→ What the task requires
Read the listing below and copy out each line where the word "structured" occurs.

→ Supplied material

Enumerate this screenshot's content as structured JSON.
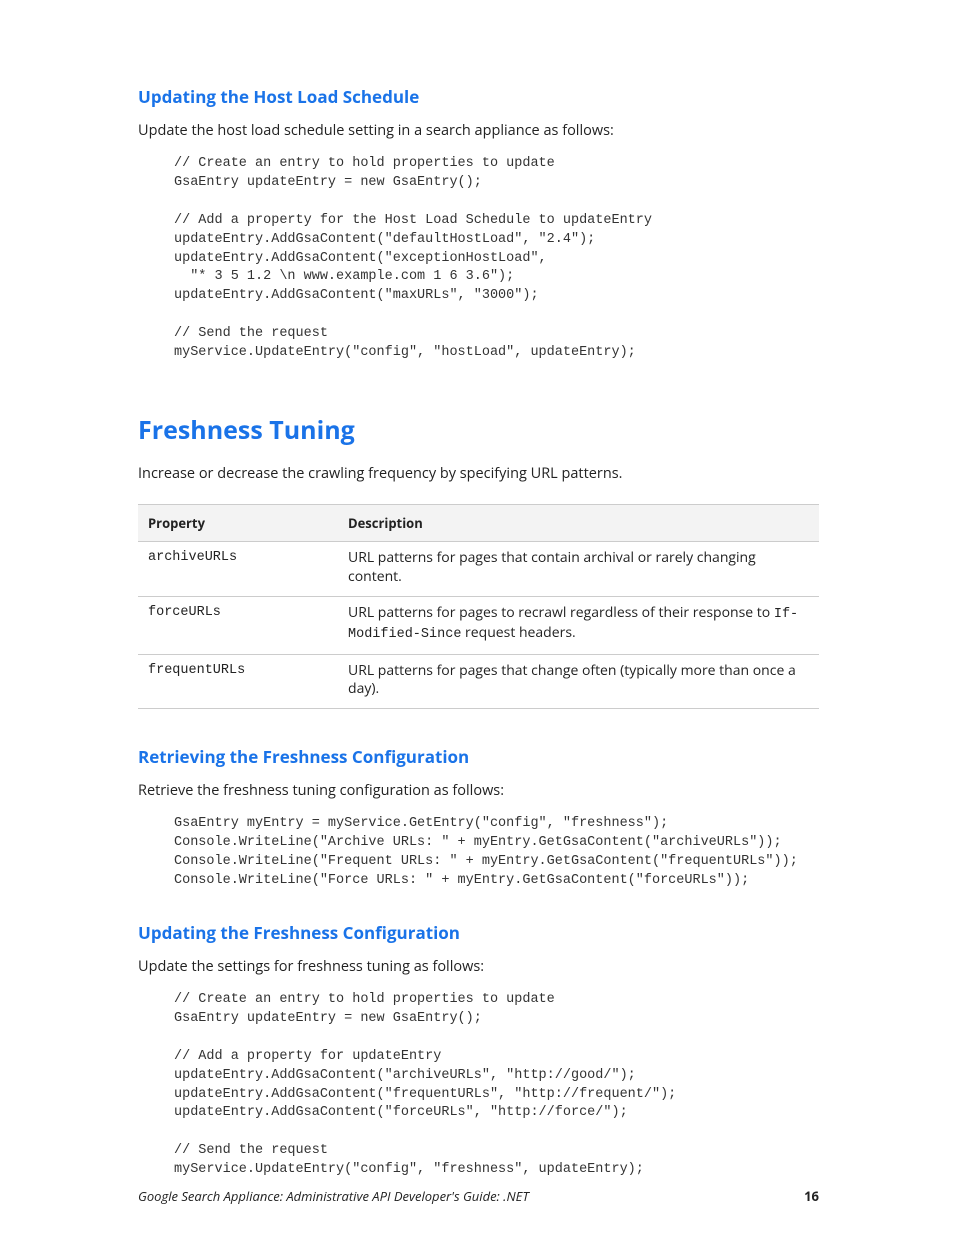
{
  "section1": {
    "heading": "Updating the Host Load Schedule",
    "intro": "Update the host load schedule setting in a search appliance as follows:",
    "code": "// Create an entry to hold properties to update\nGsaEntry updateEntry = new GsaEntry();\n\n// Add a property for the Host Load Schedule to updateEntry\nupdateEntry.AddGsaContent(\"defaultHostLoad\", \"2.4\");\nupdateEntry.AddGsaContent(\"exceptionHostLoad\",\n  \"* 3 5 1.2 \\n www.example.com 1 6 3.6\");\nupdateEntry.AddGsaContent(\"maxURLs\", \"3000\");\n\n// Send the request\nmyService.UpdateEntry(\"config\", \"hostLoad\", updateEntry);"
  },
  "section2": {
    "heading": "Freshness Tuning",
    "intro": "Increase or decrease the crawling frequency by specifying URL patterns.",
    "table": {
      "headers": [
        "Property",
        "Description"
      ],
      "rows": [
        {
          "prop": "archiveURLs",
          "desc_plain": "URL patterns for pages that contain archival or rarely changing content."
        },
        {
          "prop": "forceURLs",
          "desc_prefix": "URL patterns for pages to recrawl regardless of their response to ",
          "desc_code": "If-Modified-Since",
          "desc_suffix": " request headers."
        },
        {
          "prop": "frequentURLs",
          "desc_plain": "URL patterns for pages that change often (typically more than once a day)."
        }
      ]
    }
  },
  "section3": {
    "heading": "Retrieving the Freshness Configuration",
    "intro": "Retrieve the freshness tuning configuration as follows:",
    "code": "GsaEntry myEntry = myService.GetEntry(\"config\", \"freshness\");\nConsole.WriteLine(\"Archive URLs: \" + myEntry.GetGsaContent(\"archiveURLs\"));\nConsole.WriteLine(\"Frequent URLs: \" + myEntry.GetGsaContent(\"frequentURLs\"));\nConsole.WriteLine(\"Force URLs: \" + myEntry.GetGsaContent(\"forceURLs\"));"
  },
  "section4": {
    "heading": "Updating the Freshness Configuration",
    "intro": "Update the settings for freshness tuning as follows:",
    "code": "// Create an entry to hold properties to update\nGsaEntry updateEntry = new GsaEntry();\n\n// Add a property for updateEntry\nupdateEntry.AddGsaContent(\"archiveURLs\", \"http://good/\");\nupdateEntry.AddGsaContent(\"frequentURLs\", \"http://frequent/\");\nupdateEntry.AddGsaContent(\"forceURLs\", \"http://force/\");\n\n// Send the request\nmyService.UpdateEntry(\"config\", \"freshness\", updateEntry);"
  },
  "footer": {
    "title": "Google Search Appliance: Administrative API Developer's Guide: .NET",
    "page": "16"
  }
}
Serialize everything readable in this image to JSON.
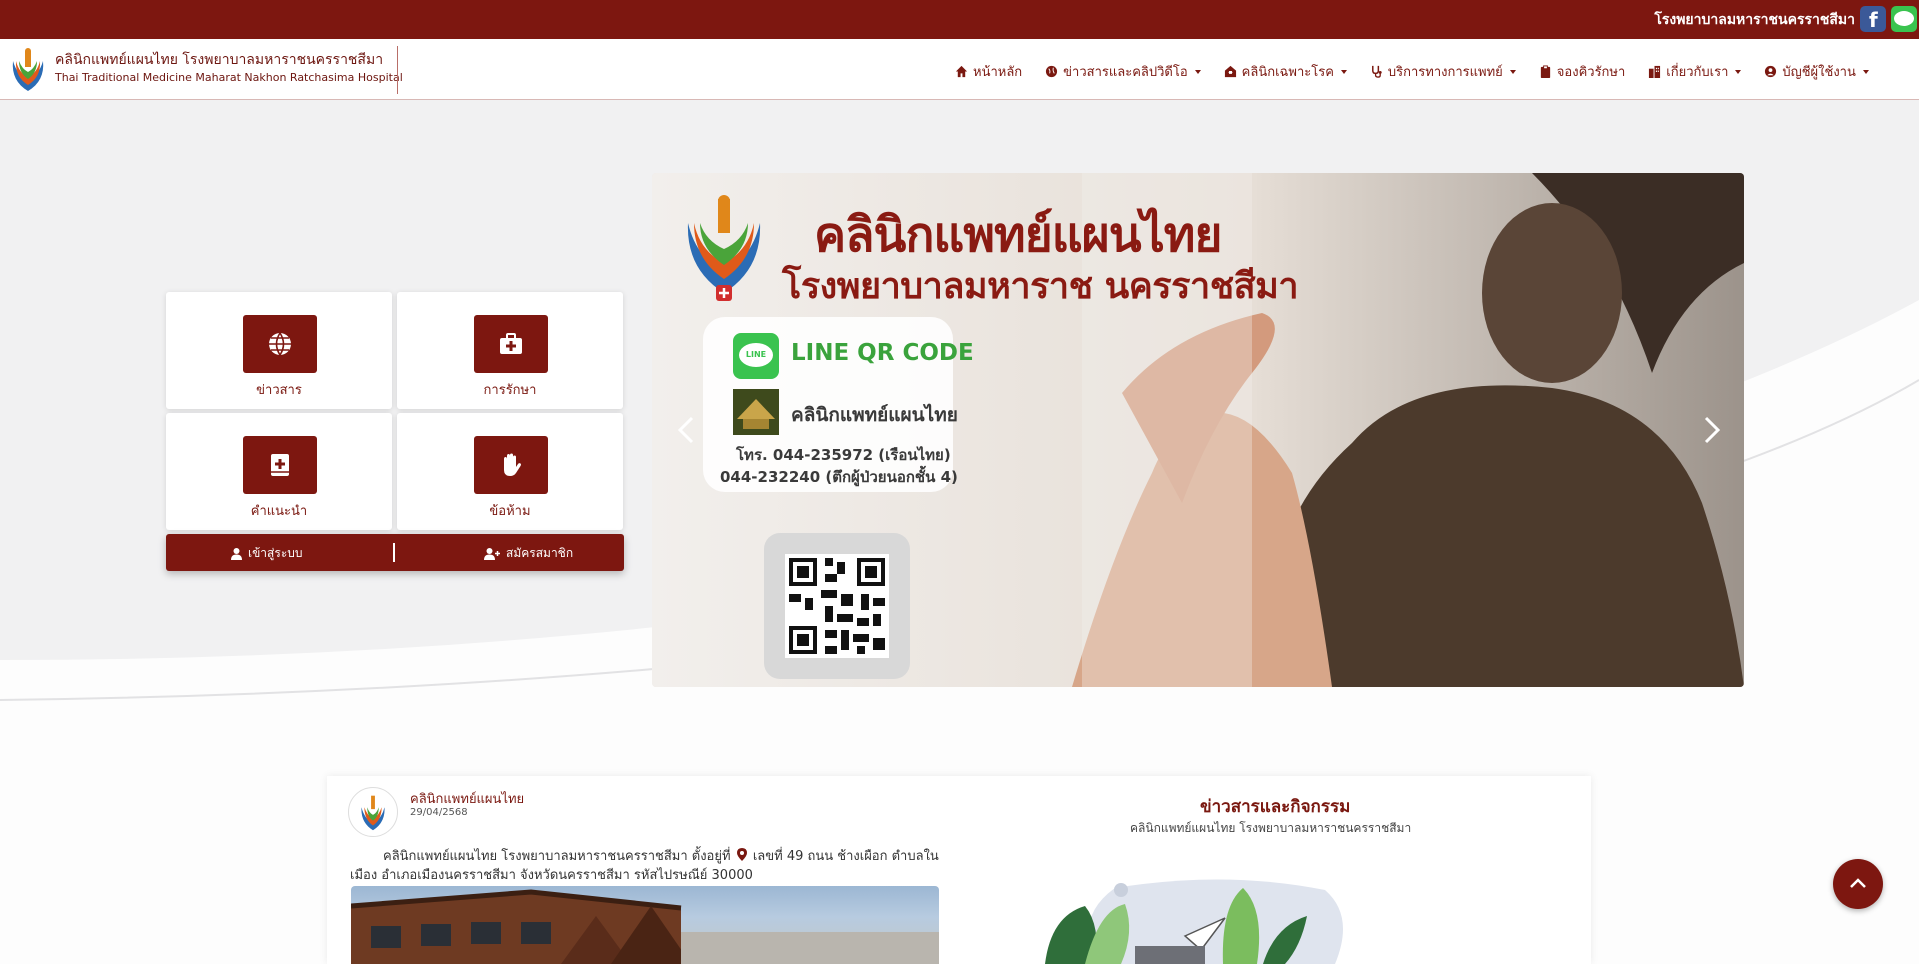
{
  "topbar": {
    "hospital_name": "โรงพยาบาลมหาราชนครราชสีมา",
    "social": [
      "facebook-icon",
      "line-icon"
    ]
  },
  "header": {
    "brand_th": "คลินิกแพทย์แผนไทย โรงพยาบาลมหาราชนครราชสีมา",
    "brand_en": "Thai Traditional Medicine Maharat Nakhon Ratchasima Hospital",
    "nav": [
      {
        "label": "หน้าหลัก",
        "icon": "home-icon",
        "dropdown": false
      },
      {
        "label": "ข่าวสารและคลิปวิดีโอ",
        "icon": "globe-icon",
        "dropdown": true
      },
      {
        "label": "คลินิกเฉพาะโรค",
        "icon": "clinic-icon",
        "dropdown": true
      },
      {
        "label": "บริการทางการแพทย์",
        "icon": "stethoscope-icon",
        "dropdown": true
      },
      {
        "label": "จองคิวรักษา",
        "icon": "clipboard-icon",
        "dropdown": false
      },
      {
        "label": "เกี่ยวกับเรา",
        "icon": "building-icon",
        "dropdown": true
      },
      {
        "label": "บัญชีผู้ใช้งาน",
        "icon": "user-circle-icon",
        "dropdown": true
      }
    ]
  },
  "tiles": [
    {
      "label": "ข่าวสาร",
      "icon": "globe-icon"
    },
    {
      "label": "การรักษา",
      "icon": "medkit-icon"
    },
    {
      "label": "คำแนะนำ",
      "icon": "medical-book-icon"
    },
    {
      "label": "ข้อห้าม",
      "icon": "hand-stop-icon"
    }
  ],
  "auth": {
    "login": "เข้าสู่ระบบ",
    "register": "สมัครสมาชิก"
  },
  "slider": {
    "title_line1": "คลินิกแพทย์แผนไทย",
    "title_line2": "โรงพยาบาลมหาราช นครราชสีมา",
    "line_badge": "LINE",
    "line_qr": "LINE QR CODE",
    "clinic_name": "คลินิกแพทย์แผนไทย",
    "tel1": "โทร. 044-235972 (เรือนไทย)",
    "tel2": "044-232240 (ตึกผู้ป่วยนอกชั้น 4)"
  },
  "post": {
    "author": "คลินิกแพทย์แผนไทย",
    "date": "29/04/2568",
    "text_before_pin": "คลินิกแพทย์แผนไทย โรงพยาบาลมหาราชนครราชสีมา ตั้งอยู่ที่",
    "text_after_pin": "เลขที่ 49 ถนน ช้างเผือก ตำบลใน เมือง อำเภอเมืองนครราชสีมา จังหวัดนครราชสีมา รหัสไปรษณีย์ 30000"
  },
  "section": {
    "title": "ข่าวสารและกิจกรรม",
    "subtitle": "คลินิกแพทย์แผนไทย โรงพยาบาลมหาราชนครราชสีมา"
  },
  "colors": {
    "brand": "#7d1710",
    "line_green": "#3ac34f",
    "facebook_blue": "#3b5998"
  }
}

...

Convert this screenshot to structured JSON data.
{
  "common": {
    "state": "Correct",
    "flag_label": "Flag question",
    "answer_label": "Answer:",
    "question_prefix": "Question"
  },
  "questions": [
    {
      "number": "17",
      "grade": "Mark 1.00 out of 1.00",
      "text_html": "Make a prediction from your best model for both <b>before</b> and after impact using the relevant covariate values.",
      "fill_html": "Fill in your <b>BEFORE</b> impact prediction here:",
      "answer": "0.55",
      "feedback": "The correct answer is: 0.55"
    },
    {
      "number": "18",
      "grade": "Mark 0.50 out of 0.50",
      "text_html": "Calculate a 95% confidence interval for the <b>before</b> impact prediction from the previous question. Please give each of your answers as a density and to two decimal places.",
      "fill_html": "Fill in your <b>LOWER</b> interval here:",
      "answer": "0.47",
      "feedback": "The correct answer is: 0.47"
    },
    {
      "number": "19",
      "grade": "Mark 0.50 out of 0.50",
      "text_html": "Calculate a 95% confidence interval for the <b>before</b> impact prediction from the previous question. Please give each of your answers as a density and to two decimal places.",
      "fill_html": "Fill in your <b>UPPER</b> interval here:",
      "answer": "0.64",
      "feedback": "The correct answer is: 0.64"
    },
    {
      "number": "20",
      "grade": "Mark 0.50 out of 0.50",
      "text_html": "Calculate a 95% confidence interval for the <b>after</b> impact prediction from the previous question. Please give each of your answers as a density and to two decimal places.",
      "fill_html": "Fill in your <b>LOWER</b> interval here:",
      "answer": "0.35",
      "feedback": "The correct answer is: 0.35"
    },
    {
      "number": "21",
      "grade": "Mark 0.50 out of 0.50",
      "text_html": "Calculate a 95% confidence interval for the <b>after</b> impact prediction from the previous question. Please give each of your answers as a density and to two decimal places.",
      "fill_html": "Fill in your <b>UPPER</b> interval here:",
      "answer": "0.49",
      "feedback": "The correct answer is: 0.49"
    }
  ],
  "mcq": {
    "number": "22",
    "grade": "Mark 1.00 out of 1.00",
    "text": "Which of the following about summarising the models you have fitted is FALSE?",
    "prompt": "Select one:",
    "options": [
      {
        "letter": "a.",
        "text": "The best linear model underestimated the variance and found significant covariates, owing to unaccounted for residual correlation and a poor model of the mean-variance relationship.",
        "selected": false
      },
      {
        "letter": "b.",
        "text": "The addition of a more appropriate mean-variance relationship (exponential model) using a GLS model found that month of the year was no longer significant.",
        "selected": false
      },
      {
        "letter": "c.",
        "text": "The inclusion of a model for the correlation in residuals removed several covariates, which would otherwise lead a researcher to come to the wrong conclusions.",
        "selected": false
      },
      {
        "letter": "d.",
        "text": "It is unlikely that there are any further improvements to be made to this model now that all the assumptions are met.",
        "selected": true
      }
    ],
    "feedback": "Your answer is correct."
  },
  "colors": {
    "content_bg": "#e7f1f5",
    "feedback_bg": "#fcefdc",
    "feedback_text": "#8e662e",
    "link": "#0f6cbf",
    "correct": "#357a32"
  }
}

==

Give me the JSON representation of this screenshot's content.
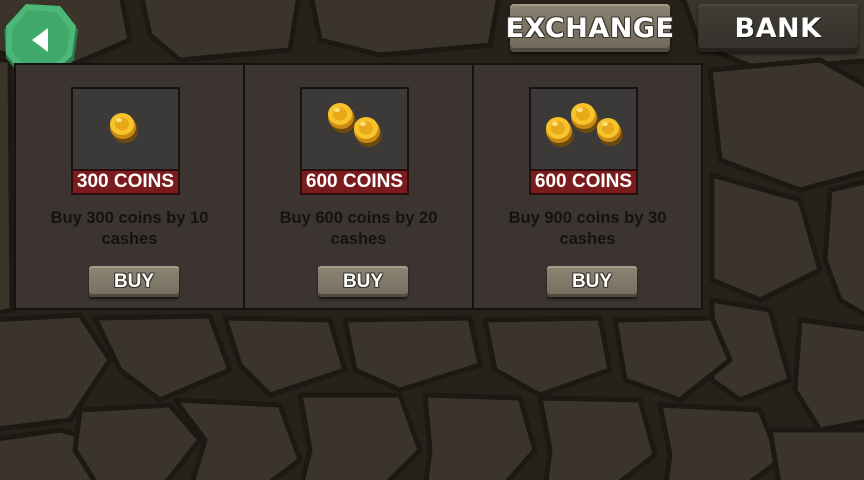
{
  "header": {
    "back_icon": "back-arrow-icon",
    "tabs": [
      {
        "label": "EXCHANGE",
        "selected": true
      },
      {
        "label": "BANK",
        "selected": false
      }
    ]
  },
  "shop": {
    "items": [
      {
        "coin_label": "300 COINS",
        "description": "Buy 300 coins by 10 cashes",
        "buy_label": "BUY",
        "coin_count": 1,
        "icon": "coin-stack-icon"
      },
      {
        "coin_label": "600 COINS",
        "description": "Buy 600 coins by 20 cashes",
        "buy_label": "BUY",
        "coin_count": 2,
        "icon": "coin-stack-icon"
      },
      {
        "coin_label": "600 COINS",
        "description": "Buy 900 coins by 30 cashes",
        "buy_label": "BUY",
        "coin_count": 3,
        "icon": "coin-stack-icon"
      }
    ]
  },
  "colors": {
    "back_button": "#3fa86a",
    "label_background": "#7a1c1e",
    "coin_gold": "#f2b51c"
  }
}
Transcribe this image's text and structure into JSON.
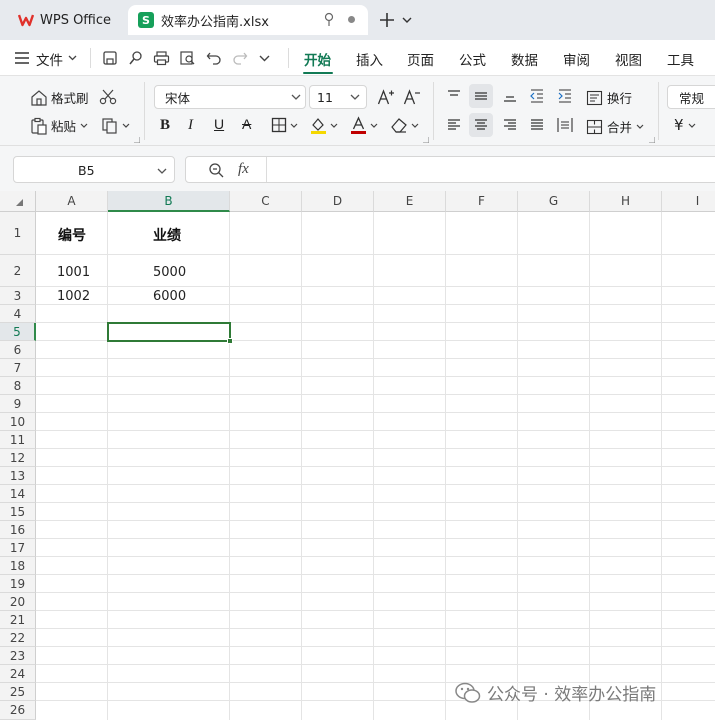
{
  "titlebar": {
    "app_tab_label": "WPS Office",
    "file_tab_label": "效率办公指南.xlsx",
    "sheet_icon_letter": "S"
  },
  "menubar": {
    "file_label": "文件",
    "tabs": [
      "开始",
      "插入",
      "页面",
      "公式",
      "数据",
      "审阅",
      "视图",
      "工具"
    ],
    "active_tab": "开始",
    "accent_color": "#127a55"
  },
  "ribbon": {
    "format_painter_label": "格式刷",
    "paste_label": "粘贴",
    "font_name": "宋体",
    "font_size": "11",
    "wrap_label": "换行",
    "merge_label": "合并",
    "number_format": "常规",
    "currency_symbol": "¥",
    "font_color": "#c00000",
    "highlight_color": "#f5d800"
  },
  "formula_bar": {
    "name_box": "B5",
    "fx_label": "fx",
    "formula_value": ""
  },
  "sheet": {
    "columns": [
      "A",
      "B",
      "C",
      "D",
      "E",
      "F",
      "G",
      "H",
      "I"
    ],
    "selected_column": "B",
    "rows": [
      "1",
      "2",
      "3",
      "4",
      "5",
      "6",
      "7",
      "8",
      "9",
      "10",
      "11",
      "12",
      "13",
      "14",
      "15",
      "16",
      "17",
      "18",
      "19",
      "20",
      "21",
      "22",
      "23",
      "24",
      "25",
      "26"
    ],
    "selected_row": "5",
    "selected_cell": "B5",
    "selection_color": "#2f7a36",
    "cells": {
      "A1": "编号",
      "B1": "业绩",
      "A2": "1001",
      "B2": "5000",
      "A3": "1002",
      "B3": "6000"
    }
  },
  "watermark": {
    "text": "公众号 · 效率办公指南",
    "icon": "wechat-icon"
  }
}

→ Result
Enumerate this screenshot's content as structured JSON.
Convert this screenshot to structured JSON data.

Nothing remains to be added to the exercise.